Check each line of the data for "icon" and select those that have it.

=== Begin Enclosure ===

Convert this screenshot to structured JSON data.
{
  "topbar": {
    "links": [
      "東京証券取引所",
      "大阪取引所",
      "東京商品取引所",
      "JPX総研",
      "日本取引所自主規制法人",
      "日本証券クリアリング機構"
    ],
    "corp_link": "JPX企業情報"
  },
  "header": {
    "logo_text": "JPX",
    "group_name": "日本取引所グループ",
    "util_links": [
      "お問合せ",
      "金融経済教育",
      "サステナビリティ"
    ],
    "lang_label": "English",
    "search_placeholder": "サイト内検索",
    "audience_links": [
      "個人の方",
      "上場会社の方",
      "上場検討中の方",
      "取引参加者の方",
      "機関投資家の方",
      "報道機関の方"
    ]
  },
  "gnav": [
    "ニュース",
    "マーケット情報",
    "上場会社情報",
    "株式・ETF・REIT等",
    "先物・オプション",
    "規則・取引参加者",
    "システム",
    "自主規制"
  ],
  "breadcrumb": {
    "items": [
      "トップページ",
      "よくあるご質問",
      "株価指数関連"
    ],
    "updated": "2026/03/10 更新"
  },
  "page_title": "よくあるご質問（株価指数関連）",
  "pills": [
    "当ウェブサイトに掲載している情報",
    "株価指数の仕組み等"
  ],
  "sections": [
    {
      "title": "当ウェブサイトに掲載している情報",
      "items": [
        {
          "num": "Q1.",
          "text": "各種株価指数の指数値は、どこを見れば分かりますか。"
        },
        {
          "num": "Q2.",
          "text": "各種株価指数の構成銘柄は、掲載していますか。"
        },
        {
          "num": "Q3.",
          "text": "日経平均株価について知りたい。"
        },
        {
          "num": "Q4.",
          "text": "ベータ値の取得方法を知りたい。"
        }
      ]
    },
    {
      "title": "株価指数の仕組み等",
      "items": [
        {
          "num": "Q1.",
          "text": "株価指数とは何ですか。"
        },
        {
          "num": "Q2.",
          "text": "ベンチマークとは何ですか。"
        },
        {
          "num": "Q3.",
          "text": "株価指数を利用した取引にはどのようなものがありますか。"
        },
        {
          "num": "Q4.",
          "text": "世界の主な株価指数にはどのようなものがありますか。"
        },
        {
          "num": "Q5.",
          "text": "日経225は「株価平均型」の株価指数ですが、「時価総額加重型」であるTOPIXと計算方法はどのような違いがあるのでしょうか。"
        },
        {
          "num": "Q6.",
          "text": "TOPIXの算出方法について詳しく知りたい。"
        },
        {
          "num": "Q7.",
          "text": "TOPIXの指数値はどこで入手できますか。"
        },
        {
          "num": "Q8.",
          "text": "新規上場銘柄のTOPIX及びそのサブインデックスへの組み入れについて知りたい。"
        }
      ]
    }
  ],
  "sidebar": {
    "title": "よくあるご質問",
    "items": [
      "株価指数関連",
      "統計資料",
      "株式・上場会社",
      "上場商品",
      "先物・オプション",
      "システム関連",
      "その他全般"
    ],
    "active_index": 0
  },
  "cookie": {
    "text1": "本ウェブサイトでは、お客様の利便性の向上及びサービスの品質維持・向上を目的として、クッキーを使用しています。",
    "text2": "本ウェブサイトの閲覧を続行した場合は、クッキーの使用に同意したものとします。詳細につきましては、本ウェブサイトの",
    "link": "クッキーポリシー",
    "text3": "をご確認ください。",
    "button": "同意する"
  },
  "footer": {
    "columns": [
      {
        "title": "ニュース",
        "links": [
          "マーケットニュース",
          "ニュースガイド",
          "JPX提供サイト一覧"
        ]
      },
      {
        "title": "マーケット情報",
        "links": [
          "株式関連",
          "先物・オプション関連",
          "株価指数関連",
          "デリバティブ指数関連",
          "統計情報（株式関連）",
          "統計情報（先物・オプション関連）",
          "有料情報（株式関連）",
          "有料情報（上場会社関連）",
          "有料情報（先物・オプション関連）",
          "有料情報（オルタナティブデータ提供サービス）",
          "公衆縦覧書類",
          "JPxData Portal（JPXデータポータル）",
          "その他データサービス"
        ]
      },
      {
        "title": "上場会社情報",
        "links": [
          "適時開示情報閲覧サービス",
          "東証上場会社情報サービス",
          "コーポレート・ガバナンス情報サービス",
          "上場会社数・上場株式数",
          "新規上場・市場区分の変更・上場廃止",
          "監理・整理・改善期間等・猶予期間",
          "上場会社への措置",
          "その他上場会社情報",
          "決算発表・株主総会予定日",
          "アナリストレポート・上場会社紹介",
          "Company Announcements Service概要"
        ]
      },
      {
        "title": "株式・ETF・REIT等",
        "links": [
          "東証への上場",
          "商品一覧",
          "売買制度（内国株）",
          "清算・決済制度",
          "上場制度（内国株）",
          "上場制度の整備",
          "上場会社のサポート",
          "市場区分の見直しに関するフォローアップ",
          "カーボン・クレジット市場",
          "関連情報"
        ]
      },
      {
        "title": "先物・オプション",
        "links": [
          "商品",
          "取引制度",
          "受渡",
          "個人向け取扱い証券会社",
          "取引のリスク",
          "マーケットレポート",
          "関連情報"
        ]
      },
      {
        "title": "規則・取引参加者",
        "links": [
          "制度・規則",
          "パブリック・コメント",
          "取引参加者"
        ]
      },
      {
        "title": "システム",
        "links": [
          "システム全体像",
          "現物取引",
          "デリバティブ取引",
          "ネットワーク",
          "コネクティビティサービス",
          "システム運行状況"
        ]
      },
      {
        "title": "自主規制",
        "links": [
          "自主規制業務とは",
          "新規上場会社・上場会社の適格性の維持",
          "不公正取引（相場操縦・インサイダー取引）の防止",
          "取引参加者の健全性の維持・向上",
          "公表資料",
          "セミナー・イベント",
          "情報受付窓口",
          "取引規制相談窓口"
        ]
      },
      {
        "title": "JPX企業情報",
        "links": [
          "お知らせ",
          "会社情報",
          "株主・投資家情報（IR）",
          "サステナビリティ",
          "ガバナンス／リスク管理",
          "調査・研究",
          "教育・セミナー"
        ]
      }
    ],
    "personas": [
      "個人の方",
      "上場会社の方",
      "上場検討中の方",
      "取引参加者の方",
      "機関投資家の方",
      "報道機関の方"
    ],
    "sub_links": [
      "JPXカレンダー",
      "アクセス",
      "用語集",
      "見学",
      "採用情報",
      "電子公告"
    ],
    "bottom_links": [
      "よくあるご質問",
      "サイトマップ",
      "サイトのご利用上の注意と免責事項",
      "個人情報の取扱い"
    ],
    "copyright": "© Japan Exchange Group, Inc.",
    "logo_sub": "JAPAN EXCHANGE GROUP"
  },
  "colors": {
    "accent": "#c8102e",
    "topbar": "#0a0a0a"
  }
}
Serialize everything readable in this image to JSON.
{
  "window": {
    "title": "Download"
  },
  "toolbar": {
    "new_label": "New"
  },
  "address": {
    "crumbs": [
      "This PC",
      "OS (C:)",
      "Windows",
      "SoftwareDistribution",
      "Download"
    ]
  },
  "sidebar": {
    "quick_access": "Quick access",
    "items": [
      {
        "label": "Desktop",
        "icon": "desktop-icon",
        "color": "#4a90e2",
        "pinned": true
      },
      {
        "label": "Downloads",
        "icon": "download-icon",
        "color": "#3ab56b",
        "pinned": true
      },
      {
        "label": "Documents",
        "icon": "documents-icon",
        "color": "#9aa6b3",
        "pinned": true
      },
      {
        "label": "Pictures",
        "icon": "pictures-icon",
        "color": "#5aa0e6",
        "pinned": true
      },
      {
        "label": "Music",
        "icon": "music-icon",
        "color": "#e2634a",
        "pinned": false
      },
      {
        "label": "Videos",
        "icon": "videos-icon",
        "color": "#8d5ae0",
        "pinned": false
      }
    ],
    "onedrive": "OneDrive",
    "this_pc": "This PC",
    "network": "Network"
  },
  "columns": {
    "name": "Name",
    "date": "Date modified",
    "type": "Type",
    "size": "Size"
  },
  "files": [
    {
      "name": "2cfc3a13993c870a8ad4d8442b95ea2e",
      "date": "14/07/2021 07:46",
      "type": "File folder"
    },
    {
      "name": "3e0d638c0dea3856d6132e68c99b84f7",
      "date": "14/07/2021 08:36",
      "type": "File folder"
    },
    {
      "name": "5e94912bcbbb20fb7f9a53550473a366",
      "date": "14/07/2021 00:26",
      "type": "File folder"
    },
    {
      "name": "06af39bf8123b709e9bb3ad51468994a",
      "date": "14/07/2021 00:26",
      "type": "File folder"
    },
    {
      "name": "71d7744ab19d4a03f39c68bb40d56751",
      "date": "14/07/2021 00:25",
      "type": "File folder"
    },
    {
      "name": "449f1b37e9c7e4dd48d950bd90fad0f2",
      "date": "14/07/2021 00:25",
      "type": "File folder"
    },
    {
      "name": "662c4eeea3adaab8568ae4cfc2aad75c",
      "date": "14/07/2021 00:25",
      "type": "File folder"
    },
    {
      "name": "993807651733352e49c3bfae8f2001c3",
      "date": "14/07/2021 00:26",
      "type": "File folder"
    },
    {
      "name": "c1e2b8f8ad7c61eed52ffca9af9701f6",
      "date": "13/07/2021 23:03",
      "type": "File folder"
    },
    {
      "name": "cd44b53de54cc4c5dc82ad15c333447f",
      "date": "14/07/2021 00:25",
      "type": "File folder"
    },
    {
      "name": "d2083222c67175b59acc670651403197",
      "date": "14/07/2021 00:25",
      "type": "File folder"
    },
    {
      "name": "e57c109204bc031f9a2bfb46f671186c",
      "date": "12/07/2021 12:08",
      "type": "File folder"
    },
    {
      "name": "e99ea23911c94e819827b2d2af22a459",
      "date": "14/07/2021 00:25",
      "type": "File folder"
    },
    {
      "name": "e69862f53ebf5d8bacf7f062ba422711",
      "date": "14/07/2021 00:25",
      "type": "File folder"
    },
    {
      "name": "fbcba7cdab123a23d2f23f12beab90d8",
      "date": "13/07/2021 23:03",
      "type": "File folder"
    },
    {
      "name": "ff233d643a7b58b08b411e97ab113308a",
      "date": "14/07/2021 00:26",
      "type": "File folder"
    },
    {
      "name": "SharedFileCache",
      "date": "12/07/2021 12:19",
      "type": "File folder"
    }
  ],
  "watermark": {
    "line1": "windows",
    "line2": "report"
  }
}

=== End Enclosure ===

ANSWER TO THIS PROBLEM:
        "icon": "desktop-icon",
        "icon": "download-icon",
        "icon": "documents-icon",
        "icon": "pictures-icon",
        "icon": "music-icon",
        "icon": "videos-icon",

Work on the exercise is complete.